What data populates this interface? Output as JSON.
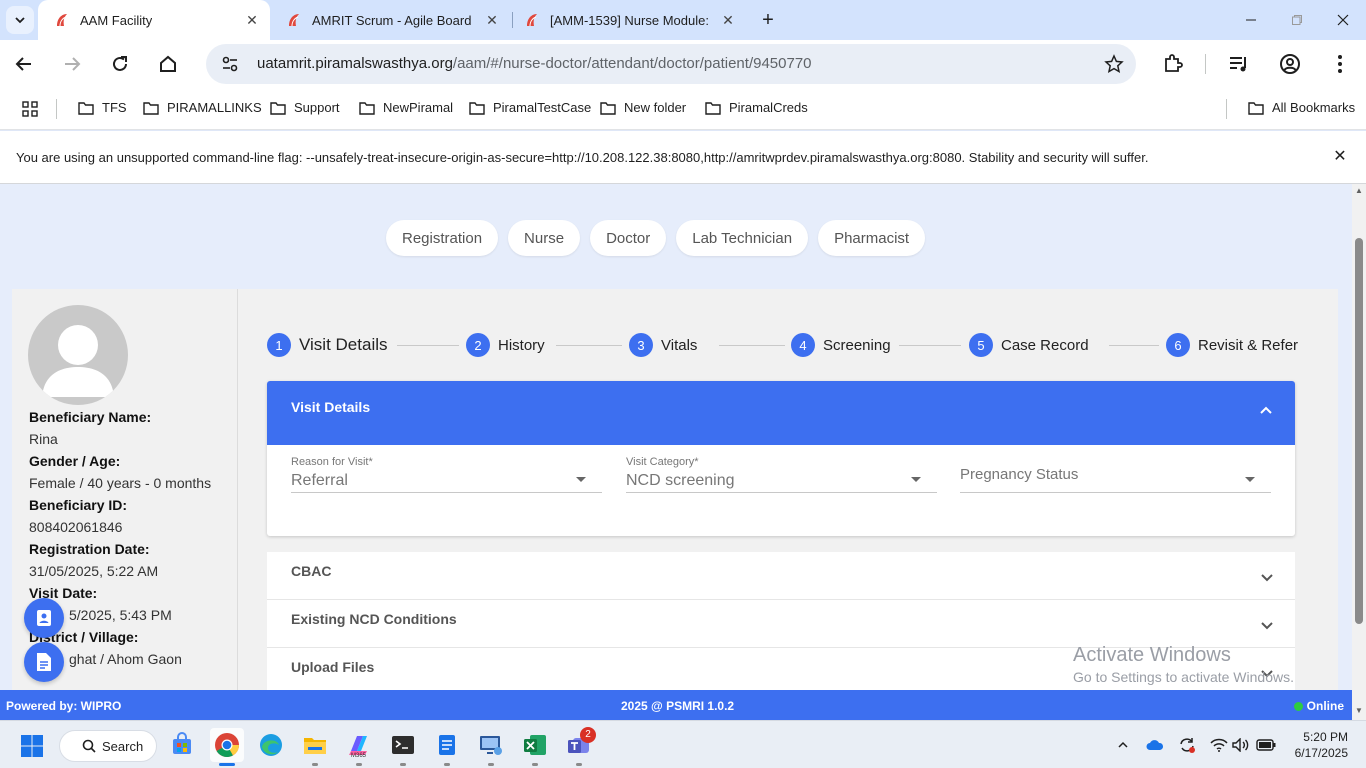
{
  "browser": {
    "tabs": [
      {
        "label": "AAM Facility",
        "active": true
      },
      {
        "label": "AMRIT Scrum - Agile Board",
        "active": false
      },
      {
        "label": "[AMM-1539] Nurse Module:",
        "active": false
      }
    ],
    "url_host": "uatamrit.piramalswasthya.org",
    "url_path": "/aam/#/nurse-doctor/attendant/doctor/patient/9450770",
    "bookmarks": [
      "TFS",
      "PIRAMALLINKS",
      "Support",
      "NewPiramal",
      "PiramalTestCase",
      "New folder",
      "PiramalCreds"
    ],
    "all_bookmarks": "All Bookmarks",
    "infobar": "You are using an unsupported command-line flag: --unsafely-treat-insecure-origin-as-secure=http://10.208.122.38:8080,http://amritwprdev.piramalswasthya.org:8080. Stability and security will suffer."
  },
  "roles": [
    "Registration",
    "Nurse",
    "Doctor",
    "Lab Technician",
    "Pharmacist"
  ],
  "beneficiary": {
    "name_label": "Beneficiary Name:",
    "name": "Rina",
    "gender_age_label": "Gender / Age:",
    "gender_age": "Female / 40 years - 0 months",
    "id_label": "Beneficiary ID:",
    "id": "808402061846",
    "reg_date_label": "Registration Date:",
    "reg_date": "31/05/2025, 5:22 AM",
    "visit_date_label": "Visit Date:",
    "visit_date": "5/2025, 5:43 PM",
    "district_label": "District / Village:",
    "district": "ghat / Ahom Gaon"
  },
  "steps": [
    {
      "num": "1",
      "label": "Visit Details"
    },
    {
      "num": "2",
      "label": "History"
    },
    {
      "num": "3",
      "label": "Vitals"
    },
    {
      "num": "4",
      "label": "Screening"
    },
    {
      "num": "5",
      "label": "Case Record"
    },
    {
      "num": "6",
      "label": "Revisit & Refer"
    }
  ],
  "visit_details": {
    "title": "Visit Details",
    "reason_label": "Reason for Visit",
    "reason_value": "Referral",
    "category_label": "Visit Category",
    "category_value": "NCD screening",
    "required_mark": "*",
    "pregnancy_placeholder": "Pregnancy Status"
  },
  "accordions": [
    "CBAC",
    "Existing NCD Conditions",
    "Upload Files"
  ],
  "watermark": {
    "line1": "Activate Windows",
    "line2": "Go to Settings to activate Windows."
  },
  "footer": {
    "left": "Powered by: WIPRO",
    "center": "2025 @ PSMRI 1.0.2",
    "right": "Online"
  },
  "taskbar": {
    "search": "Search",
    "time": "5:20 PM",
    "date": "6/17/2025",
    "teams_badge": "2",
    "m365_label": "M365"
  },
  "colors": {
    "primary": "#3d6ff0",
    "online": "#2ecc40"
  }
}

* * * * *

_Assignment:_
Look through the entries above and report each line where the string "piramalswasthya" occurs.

_Task output:_
    "url_host": "uatamrit.piramalswasthya.org",
    "infobar": "You are using an unsupported command-line flag: --unsafely-treat-insecure-origin-as-secure=http://10.208.122.38:8080,http://amritwprdev.piramalswasthya.org:8080. Stability and security will suffer."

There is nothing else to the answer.